**TASK PROMPT:**
Go through the data below and gather each line containing "icon".

[AVAILABLE RECORDS Boundary: Start]

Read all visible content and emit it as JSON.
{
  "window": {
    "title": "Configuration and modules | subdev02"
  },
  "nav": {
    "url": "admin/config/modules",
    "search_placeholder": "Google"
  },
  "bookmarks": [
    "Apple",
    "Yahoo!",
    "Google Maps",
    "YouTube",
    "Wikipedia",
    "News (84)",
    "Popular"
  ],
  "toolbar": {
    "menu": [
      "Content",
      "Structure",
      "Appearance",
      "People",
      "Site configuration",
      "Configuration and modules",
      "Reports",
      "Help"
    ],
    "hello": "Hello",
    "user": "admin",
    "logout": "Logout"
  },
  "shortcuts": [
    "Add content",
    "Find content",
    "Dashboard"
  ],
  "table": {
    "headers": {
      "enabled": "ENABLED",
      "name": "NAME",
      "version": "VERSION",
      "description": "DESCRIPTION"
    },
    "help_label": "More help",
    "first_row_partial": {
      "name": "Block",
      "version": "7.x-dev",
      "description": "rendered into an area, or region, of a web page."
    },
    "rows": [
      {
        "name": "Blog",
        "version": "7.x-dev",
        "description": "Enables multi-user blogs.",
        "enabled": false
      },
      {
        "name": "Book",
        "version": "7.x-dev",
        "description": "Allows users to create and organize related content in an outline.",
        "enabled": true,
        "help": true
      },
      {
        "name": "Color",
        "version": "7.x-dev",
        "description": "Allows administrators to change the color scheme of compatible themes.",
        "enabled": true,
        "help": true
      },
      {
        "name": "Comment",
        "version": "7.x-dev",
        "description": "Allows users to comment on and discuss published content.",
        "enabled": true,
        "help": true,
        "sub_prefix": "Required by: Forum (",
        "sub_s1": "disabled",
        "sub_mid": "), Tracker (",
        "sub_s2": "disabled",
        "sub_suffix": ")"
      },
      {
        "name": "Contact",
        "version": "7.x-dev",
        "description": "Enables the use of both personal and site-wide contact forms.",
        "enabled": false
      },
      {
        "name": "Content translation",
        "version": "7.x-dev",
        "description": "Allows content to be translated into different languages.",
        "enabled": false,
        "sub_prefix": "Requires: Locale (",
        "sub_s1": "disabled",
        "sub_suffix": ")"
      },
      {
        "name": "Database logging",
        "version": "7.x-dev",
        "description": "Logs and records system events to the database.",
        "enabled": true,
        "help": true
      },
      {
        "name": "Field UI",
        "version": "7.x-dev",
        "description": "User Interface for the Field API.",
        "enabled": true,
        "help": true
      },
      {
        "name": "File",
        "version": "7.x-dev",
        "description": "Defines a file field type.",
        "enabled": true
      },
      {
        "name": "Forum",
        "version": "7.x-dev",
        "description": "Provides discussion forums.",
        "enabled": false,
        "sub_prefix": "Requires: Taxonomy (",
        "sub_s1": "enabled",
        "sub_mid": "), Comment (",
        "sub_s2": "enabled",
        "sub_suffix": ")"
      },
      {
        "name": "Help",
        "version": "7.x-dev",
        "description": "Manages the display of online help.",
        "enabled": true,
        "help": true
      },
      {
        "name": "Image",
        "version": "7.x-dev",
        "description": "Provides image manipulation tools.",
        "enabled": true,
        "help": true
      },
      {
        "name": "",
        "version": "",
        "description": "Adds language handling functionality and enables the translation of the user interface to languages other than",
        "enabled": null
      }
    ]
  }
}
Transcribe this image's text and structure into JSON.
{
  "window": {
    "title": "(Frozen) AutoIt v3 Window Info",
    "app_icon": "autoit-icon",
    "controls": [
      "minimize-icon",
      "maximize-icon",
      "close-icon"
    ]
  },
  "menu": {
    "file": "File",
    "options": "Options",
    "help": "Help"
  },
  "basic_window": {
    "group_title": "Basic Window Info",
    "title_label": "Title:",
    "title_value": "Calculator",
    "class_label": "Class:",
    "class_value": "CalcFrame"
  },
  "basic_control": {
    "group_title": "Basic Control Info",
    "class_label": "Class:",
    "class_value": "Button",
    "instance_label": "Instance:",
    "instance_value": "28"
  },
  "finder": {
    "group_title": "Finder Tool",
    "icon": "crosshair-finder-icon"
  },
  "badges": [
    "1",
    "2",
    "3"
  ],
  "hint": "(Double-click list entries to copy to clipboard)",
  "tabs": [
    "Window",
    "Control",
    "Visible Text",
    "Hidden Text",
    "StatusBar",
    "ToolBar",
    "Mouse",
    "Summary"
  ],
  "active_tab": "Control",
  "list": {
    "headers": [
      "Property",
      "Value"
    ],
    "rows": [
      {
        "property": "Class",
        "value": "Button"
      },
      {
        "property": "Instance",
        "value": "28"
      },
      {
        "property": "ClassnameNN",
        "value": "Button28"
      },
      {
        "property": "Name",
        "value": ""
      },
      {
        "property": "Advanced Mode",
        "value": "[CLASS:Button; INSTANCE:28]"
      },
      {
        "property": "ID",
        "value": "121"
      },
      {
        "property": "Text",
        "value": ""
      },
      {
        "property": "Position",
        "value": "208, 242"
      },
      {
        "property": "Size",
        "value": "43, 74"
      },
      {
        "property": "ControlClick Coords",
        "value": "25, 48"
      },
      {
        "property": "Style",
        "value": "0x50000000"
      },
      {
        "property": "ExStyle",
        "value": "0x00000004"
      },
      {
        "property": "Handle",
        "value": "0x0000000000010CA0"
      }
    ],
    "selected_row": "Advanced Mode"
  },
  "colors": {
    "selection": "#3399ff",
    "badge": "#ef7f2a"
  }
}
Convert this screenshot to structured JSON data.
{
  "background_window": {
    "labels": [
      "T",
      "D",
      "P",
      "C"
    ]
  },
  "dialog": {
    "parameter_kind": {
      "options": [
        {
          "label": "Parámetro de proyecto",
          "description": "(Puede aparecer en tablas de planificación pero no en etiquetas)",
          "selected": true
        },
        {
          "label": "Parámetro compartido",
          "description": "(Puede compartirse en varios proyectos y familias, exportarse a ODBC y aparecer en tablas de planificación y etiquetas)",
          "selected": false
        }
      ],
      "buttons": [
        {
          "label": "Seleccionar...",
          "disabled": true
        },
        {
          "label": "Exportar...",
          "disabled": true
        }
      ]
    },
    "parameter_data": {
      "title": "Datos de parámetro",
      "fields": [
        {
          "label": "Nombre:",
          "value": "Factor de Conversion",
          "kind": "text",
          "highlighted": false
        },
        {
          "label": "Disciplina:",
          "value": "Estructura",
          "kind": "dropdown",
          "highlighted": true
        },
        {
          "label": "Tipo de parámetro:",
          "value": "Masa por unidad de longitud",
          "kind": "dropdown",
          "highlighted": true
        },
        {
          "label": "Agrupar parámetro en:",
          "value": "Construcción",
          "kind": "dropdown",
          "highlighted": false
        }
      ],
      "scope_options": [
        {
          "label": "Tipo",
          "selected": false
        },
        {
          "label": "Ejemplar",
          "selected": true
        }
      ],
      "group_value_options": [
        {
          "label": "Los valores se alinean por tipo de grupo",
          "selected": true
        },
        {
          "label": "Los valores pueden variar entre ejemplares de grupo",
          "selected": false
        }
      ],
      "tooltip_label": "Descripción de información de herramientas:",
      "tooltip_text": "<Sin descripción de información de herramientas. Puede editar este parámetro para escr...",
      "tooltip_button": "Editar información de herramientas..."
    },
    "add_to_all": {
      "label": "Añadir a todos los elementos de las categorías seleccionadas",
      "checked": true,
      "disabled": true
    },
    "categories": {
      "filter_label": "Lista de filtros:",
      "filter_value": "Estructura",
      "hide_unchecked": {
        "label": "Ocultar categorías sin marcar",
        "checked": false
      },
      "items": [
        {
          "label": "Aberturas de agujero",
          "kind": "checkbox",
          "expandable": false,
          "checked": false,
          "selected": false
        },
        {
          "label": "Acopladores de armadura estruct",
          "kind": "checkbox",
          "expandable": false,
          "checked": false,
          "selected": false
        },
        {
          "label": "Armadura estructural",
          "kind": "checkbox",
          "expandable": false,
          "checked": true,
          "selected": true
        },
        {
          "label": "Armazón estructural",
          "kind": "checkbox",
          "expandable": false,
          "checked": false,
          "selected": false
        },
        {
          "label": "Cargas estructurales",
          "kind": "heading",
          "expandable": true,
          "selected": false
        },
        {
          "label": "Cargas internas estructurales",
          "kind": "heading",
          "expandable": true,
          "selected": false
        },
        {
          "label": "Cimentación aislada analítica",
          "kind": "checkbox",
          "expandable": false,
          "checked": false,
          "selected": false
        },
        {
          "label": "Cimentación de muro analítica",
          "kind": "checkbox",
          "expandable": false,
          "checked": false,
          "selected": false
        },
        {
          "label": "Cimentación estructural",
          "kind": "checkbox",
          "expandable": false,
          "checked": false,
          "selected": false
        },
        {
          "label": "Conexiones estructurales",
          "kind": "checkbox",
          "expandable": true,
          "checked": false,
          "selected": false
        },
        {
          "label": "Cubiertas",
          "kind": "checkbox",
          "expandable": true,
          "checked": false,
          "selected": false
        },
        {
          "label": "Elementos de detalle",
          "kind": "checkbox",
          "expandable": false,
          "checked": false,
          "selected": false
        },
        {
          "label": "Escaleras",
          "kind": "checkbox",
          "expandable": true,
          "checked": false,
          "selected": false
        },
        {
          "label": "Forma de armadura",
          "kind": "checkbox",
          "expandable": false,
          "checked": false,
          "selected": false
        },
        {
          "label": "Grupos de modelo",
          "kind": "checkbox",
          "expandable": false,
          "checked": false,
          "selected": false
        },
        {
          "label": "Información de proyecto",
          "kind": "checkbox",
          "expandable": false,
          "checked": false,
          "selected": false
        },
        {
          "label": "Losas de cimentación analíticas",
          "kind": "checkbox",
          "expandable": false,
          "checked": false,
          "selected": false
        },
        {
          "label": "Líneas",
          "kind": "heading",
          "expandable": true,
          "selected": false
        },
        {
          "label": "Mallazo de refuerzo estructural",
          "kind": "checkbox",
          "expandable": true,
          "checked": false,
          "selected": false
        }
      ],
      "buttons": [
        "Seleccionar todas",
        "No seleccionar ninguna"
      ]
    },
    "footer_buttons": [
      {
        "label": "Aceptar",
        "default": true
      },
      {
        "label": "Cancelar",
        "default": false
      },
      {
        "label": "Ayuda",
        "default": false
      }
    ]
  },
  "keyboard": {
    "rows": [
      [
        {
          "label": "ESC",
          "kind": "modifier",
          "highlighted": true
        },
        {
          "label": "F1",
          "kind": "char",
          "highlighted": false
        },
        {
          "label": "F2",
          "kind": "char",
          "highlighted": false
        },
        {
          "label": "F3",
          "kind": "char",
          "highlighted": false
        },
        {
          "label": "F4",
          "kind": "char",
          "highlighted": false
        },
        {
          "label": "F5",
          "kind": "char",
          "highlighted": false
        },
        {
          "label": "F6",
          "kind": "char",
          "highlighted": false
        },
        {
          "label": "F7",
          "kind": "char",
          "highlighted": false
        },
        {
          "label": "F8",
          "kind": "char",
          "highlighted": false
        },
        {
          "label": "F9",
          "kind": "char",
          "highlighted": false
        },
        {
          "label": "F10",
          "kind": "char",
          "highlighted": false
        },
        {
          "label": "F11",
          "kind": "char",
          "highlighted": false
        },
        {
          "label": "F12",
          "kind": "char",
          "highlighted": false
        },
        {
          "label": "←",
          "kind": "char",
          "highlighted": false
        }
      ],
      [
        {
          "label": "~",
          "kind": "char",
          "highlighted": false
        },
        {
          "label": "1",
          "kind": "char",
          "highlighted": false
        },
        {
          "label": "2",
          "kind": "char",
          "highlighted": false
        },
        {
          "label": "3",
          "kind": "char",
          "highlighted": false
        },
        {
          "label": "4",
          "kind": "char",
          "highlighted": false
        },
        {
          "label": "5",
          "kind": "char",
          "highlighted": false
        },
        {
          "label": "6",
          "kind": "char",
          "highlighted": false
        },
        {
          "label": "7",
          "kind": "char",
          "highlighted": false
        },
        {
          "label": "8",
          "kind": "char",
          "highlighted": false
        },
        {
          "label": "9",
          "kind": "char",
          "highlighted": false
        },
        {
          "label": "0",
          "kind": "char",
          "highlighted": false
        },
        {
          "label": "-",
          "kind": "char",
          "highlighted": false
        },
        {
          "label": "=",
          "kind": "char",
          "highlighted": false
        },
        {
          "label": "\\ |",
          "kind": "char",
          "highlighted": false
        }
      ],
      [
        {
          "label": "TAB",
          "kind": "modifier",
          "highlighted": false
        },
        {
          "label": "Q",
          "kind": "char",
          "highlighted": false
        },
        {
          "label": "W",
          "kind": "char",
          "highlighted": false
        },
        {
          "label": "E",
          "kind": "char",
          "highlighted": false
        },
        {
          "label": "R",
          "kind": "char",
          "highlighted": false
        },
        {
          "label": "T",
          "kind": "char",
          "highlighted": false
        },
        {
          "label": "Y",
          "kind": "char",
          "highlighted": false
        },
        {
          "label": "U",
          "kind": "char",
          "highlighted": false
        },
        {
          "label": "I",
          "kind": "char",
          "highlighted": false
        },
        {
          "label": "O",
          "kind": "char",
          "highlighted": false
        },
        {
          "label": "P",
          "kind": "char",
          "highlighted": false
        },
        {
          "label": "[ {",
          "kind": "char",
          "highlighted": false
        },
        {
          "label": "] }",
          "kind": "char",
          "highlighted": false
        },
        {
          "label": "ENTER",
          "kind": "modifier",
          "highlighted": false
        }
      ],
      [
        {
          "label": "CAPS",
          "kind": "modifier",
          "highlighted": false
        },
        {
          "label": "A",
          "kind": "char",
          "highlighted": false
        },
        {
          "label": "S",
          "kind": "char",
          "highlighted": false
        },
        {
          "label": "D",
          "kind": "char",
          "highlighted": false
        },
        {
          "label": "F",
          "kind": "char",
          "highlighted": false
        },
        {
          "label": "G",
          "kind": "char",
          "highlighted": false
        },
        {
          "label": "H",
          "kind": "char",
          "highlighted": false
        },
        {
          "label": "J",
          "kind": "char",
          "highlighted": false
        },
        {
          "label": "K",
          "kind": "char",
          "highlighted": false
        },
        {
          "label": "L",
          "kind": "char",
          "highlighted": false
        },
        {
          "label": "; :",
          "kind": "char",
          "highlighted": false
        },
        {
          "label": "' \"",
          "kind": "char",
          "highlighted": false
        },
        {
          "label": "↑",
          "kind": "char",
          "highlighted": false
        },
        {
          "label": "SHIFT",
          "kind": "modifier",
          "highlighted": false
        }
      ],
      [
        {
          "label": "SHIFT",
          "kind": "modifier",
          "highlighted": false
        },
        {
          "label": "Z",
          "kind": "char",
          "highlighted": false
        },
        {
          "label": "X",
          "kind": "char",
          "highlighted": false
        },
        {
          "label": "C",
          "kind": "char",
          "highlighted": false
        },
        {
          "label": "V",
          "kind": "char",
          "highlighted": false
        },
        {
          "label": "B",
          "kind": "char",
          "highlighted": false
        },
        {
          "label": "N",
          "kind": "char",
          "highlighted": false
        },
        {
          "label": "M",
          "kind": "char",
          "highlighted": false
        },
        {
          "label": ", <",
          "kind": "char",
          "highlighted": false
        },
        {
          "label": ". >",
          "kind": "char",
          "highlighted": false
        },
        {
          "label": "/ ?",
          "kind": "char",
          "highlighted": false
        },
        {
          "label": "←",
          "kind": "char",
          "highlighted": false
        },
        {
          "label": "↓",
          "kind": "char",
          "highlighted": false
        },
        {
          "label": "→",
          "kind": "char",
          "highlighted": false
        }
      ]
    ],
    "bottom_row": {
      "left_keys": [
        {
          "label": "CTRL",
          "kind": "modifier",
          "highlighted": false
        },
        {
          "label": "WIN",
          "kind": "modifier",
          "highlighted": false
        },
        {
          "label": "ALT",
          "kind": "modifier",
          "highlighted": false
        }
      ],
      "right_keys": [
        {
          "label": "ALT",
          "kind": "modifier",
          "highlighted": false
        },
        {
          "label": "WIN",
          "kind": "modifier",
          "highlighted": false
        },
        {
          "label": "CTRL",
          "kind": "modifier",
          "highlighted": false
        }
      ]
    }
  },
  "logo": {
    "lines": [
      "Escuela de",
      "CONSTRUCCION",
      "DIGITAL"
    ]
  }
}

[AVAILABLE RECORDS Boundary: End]

**RESPONSE:**
    "app_icon": "autoit-icon",
      "minimize-icon",
      "maximize-icon",
      "close-icon"
    "icon": "crosshair-finder-icon"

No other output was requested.